• _YOUR INSTRUCTIONS_: Could you show all lines in the entries below that contain the string "JSON"?

• _EXTRACTED DATA_:
● ● ●
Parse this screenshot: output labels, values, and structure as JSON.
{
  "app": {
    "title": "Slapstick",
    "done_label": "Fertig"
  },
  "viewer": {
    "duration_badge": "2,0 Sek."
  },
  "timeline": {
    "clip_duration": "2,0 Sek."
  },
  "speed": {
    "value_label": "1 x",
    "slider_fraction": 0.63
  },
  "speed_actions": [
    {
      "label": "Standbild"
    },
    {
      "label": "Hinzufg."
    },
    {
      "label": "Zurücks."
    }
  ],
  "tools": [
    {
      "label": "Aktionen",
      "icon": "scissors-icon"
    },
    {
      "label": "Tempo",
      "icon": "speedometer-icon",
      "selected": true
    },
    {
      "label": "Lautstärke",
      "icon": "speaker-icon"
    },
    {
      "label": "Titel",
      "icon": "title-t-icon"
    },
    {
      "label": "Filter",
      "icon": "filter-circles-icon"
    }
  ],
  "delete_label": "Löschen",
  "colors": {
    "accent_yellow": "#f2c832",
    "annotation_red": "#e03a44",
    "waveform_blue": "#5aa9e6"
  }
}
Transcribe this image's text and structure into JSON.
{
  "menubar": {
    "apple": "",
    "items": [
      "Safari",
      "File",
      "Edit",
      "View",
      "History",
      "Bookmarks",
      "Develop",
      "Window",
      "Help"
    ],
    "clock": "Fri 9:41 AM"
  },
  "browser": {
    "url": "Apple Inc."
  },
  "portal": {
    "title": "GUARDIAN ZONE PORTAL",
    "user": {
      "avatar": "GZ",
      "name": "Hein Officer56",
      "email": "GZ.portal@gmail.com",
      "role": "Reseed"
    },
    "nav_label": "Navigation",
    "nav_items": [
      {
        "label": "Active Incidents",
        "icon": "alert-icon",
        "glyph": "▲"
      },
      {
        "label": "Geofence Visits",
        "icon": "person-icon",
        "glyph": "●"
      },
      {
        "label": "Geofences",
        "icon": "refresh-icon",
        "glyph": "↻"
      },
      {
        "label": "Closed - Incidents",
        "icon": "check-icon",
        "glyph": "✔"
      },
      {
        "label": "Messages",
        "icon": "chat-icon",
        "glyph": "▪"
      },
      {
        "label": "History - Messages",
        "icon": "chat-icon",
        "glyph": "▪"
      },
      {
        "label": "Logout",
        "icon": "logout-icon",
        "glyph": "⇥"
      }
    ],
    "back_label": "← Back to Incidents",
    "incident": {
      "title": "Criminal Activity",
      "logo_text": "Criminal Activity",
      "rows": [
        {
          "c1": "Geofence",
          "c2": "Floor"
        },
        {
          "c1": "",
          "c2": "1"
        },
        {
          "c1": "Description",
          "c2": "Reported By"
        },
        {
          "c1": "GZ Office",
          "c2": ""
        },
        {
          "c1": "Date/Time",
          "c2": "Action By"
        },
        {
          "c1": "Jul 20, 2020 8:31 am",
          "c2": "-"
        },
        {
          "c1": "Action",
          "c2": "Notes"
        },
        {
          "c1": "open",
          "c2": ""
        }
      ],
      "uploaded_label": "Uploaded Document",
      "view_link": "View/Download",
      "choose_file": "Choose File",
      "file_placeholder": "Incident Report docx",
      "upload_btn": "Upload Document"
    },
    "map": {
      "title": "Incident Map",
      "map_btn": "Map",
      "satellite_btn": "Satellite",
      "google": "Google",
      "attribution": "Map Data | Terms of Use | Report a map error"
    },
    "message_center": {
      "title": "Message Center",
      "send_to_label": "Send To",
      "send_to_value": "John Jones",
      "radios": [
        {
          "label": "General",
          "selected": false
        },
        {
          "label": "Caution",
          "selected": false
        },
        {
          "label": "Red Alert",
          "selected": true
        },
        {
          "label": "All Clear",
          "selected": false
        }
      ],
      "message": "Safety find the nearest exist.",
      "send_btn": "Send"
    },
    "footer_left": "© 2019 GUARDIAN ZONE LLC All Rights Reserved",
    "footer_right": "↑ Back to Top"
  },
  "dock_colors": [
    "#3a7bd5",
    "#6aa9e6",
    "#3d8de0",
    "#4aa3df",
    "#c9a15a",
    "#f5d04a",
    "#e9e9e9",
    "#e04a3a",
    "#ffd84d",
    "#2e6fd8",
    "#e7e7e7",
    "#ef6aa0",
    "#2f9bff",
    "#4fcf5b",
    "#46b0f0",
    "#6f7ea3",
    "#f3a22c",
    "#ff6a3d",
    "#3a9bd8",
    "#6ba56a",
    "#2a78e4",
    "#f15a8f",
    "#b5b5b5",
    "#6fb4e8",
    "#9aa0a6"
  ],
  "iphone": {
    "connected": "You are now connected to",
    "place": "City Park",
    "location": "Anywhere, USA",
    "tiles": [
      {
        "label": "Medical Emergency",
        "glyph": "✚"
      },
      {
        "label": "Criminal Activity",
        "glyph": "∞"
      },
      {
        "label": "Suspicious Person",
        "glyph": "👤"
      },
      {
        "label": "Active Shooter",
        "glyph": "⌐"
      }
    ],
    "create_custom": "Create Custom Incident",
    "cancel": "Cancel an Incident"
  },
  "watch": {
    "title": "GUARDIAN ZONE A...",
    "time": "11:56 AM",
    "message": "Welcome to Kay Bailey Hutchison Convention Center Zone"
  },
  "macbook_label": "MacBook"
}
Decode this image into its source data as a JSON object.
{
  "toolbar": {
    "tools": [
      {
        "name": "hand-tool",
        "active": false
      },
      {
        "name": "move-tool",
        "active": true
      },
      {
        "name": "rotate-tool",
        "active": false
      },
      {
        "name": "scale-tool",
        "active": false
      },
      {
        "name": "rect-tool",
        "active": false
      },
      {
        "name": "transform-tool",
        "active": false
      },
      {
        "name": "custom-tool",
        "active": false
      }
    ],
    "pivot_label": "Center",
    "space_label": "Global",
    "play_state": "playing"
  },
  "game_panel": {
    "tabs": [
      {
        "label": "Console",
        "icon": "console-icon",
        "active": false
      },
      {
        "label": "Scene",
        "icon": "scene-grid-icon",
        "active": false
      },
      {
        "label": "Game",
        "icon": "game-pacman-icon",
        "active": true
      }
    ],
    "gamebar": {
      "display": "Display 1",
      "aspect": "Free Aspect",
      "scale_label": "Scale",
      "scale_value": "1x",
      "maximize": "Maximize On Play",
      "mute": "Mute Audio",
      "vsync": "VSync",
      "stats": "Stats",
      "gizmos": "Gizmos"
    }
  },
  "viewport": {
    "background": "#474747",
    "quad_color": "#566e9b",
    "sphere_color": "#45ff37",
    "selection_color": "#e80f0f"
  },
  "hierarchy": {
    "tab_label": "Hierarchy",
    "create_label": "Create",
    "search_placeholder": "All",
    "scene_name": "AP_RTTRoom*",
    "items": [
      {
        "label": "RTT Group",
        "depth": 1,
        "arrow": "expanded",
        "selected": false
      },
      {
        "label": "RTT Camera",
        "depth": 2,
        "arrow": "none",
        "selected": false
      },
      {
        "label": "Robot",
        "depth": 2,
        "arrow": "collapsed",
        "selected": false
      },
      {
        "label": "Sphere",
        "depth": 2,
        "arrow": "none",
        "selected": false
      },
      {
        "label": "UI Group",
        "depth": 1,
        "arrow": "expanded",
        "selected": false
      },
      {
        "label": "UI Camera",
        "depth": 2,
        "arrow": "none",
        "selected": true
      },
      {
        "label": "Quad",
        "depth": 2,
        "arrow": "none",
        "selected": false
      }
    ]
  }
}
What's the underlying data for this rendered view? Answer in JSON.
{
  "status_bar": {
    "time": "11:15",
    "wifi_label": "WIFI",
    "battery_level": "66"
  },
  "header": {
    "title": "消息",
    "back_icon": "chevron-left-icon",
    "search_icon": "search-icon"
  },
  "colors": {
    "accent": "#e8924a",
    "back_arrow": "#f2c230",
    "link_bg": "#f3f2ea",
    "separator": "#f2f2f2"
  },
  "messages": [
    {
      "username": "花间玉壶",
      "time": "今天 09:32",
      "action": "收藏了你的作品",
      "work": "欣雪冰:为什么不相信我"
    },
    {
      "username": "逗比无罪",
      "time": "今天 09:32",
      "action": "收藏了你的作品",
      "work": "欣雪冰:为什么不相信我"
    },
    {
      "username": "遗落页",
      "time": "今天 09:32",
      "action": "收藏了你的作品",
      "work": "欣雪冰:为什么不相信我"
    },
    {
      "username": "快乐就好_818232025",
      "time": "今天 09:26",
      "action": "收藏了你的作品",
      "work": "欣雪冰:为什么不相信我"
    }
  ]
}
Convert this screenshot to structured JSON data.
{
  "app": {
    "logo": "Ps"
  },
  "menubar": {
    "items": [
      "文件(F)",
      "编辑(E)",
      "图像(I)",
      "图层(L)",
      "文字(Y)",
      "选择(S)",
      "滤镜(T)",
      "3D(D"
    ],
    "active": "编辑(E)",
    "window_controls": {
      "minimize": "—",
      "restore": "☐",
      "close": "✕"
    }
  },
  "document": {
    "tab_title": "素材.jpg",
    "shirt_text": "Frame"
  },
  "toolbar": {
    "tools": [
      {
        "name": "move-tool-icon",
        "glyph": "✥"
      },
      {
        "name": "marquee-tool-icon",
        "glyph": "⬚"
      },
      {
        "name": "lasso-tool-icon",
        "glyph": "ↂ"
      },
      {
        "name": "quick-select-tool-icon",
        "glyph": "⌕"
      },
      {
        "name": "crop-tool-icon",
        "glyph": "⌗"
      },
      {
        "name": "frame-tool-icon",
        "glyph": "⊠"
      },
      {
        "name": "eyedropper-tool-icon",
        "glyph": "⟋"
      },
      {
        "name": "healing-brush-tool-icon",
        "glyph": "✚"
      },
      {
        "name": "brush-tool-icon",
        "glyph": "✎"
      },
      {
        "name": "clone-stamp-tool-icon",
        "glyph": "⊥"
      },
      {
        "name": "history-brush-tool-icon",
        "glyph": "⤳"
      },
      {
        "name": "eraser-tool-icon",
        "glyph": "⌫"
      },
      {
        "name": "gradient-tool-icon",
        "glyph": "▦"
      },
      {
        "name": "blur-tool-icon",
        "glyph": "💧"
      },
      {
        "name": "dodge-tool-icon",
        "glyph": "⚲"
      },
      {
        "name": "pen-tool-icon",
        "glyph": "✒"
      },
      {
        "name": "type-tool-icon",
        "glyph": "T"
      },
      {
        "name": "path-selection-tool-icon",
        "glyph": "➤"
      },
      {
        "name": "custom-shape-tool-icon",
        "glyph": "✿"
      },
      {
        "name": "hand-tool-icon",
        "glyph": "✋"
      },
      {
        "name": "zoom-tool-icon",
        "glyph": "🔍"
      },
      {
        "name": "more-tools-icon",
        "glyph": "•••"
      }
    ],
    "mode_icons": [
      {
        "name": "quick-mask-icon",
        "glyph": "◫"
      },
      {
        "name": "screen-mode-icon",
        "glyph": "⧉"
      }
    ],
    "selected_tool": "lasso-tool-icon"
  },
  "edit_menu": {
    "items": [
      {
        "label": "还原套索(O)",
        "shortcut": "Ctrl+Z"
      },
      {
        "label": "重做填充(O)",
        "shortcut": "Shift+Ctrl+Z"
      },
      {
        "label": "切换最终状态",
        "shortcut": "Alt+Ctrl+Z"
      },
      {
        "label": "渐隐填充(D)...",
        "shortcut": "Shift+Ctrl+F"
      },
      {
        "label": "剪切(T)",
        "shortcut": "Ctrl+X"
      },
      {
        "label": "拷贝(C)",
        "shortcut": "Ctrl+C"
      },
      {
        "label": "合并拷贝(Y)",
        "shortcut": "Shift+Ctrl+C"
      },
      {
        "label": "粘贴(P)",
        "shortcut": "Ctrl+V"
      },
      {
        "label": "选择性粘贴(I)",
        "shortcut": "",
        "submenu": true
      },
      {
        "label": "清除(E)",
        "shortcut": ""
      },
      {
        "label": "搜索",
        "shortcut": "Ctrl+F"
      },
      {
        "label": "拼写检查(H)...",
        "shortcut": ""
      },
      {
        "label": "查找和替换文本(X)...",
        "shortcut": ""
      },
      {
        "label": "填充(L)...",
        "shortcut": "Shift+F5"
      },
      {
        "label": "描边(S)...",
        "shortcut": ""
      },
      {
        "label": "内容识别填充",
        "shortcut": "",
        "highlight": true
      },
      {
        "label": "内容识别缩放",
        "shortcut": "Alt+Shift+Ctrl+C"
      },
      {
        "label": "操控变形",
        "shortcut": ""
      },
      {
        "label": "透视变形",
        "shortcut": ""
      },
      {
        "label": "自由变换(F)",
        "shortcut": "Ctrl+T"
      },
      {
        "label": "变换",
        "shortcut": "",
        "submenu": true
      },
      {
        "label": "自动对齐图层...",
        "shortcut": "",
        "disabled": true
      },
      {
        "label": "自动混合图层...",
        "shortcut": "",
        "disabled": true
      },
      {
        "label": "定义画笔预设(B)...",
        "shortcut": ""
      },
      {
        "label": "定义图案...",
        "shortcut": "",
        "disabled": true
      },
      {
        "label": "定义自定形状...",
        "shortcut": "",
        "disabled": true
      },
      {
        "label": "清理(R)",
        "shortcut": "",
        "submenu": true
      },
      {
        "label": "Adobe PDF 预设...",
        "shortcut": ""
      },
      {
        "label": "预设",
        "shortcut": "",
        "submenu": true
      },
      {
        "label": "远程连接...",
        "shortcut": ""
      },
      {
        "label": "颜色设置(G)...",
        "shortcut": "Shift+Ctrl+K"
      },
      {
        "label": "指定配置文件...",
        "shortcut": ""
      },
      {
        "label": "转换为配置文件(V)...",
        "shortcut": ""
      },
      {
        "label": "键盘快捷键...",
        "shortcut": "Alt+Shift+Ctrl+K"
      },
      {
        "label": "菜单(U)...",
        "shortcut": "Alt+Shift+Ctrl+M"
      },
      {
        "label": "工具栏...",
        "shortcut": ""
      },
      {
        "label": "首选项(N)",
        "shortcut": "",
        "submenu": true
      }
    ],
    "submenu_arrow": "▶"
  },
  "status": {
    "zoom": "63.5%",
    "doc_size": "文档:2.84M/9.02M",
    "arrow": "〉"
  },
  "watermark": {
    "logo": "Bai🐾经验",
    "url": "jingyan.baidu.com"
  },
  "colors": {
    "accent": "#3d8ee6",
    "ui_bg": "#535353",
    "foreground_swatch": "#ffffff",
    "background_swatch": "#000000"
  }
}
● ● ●
• _ANSWER BELOW_:
Parse this screenshot: output labels, values, and structure as JSON.
Transcribe this image's text and structure into JSON.
Decode this image into its source data as a JSON object.
What's the underlying data for this rendered view? Answer in JSON.
Convert this screenshot to structured JSON data.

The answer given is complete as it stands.